ABOUT THIS EXERCISE:
A verbatim copy of the data below is the required output.

Website and app data records
=== Begin Enclosure ===

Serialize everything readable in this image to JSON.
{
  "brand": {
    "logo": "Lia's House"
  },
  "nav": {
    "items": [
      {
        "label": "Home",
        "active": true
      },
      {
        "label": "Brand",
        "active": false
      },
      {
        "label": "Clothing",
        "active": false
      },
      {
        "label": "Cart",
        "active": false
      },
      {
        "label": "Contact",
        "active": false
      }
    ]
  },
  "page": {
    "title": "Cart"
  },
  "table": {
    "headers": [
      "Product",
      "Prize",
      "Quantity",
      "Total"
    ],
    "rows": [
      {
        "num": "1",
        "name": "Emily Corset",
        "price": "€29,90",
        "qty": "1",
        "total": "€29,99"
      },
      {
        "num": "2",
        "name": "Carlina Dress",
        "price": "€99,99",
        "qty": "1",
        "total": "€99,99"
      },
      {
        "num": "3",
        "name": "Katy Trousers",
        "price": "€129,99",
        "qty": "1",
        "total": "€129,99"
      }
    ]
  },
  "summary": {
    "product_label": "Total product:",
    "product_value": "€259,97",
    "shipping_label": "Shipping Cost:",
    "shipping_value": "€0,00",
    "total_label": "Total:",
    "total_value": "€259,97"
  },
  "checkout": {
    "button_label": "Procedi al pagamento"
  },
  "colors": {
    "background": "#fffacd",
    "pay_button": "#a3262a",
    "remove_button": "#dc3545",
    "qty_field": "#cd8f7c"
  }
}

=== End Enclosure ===

OUTPUT FOR THIS EXERCISE:
Serialize everything readable in this image to JSON.
{
  "brand": {
    "logo": "Lia's House"
  },
  "nav": {
    "items": [
      {
        "label": "Home",
        "active": true
      },
      {
        "label": "Brand",
        "active": false
      },
      {
        "label": "Clothing",
        "active": false
      },
      {
        "label": "Cart",
        "active": false
      },
      {
        "label": "Contact",
        "active": false
      }
    ]
  },
  "page": {
    "title": "Cart"
  },
  "table": {
    "headers": [
      "Product",
      "Prize",
      "Quantity",
      "Total"
    ],
    "rows": [
      {
        "num": "1",
        "name": "Emily Corset",
        "price": "€29,90",
        "qty": "1",
        "total": "€29,99"
      },
      {
        "num": "2",
        "name": "Carlina Dress",
        "price": "€99,99",
        "qty": "1",
        "total": "€99,99"
      },
      {
        "num": "3",
        "name": "Katy Trousers",
        "price": "€129,99",
        "qty": "1",
        "total": "€129,99"
      }
    ]
  },
  "summary": {
    "product_label": "Total product:",
    "product_value": "€259,97",
    "shipping_label": "Shipping Cost:",
    "shipping_value": "€0,00",
    "total_label": "Total:",
    "total_value": "€259,97"
  },
  "checkout": {
    "button_label": "Procedi al pagamento"
  },
  "colors": {
    "background": "#fffacd",
    "pay_button": "#a3262a",
    "remove_button": "#dc3545",
    "qty_field": "#cd8f7c"
  }
}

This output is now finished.